** Opening Material provided block **

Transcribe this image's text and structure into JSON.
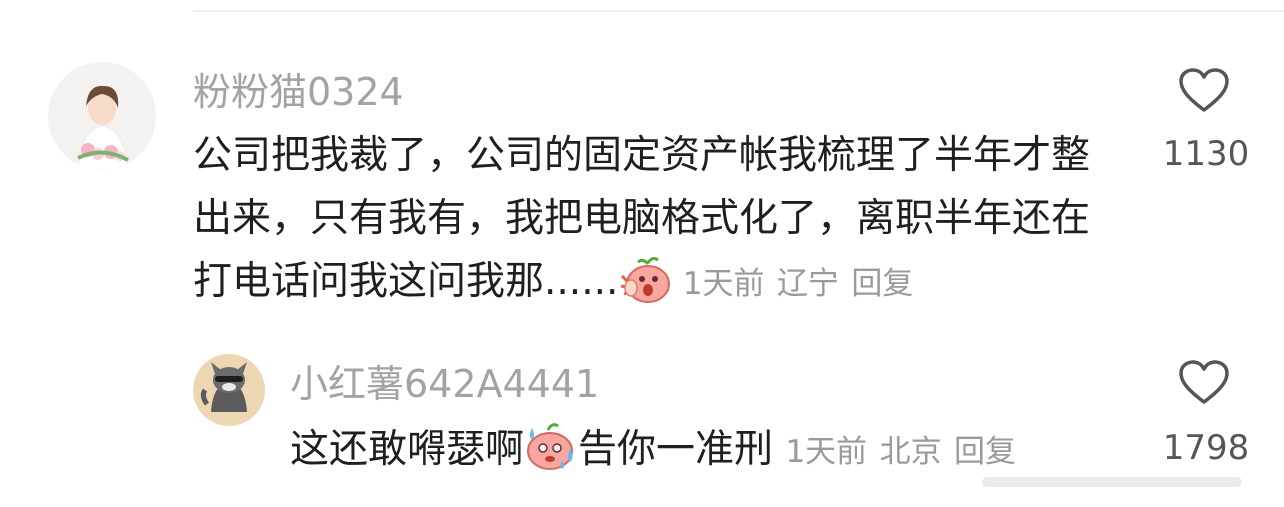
{
  "comments": [
    {
      "username": "粉粉猫0324",
      "text": "公司把我裁了，公司的固定资产帐我梳理了半年才整出来，只有我有，我把电脑格式化了，离职半年还在打电话问我这问我那......",
      "time": "1天前",
      "location": "辽宁",
      "reply_label": "回复",
      "likes": "1130"
    },
    {
      "username": "小红薯642A4441",
      "text_before": "这还敢嘚瑟啊",
      "text_after": "告你一准刑",
      "time": "1天前",
      "location": "北京",
      "reply_label": "回复",
      "likes": "1798"
    }
  ],
  "colors": {
    "username": "#a3a3a3",
    "meta": "#9a9a9a",
    "text": "#1f1f1f"
  },
  "icons": [
    "heart-outline-icon",
    "shocked-face-emoji",
    "sweat-face-emoji"
  ]
}
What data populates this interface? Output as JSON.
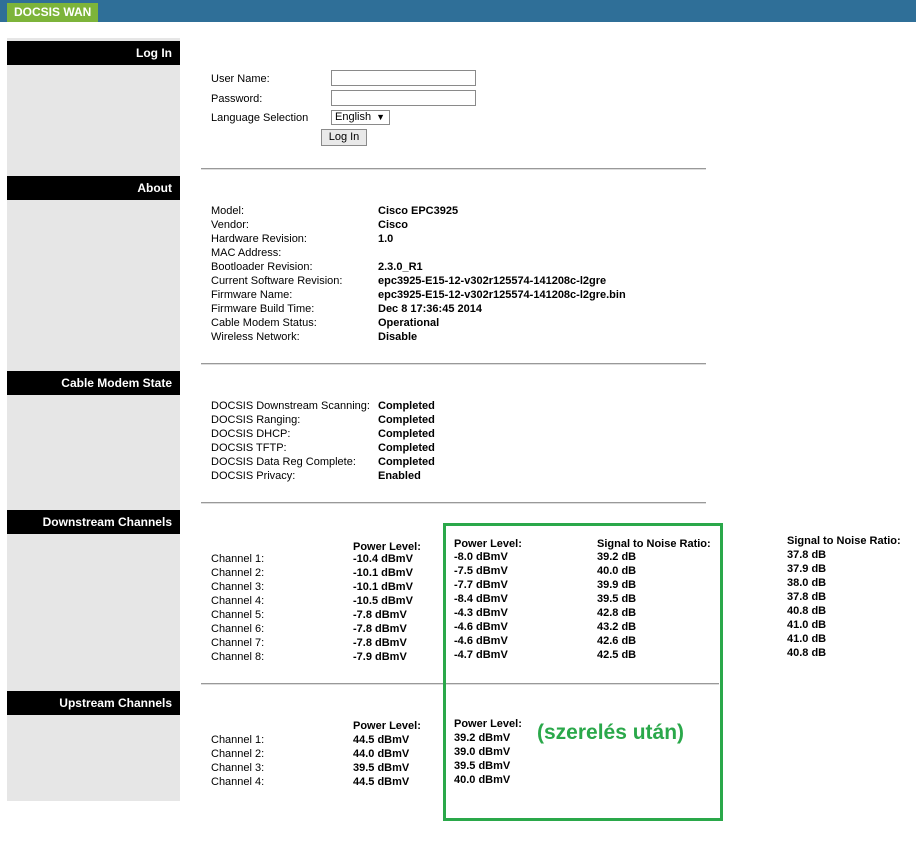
{
  "tab": "DOCSIS WAN",
  "sections": {
    "login": "Log In",
    "about": "About",
    "state": "Cable Modem State",
    "downstream": "Downstream Channels",
    "upstream": "Upstream Channels"
  },
  "login": {
    "username_label": "User Name:",
    "password_label": "Password:",
    "language_label": "Language Selection",
    "language_value": "English",
    "button": "Log In"
  },
  "about": [
    {
      "label": "Model:",
      "value": "Cisco EPC3925"
    },
    {
      "label": "Vendor:",
      "value": "Cisco"
    },
    {
      "label": "Hardware Revision:",
      "value": "1.0"
    },
    {
      "label": "MAC Address:",
      "value": ""
    },
    {
      "label": "Bootloader Revision:",
      "value": "2.3.0_R1"
    },
    {
      "label": "Current Software Revision:",
      "value": "epc3925-E15-12-v302r125574-141208c-l2gre"
    },
    {
      "label": "Firmware Name:",
      "value": "epc3925-E15-12-v302r125574-141208c-l2gre.bin"
    },
    {
      "label": "Firmware Build Time:",
      "value": "Dec 8 17:36:45 2014"
    },
    {
      "label": "Cable Modem Status:",
      "value": "Operational"
    },
    {
      "label": "Wireless Network:",
      "value": "Disable"
    }
  ],
  "state": [
    {
      "label": "DOCSIS Downstream Scanning:",
      "value": "Completed"
    },
    {
      "label": "DOCSIS Ranging:",
      "value": "Completed"
    },
    {
      "label": "DOCSIS DHCP:",
      "value": "Completed"
    },
    {
      "label": "DOCSIS TFTP:",
      "value": "Completed"
    },
    {
      "label": "DOCSIS Data Reg Complete:",
      "value": "Completed"
    },
    {
      "label": "DOCSIS Privacy:",
      "value": "Enabled"
    }
  ],
  "downstream": {
    "power_header": "Power Level:",
    "snr_header": "Signal to Noise Ratio:",
    "channels": [
      "Channel 1:",
      "Channel 2:",
      "Channel 3:",
      "Channel 4:",
      "Channel 5:",
      "Channel 6:",
      "Channel 7:",
      "Channel 8:"
    ],
    "power_before": [
      "-10.4 dBmV",
      "-10.1 dBmV",
      "-10.1 dBmV",
      "-10.5 dBmV",
      "-7.8 dBmV",
      "-7.8 dBmV",
      "-7.8 dBmV",
      "-7.9 dBmV"
    ],
    "power_after": [
      "-8.0 dBmV",
      "-7.5 dBmV",
      "-7.7 dBmV",
      "-8.4 dBmV",
      "-4.3 dBmV",
      "-4.6 dBmV",
      "-4.6 dBmV",
      "-4.7 dBmV"
    ],
    "snr_after": [
      "39.2 dB",
      "40.0 dB",
      "39.9 dB",
      "39.5 dB",
      "42.8 dB",
      "43.2 dB",
      "42.6 dB",
      "42.5 dB"
    ],
    "snr_before": [
      "37.8 dB",
      "37.9 dB",
      "38.0 dB",
      "37.8 dB",
      "40.8 dB",
      "41.0 dB",
      "41.0 dB",
      "40.8 dB"
    ]
  },
  "upstream": {
    "power_header": "Power Level:",
    "channels": [
      "Channel 1:",
      "Channel 2:",
      "Channel 3:",
      "Channel 4:"
    ],
    "power_before": [
      "44.5 dBmV",
      "44.0 dBmV",
      "39.5 dBmV",
      "44.5 dBmV"
    ],
    "power_after": [
      "39.2 dBmV",
      "39.0 dBmV",
      "39.5 dBmV",
      "40.0 dBmV"
    ]
  },
  "annotation": "(szerelés után)",
  "colors": {
    "tab": "#7db43a",
    "topbar": "#2f6f98",
    "highlight": "#2aa84a"
  }
}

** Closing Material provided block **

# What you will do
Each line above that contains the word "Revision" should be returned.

# Answer to this exercise
      "label": "Hardware Revision:",
      "label": "Bootloader Revision:",
      "label": "Current Software Revision:",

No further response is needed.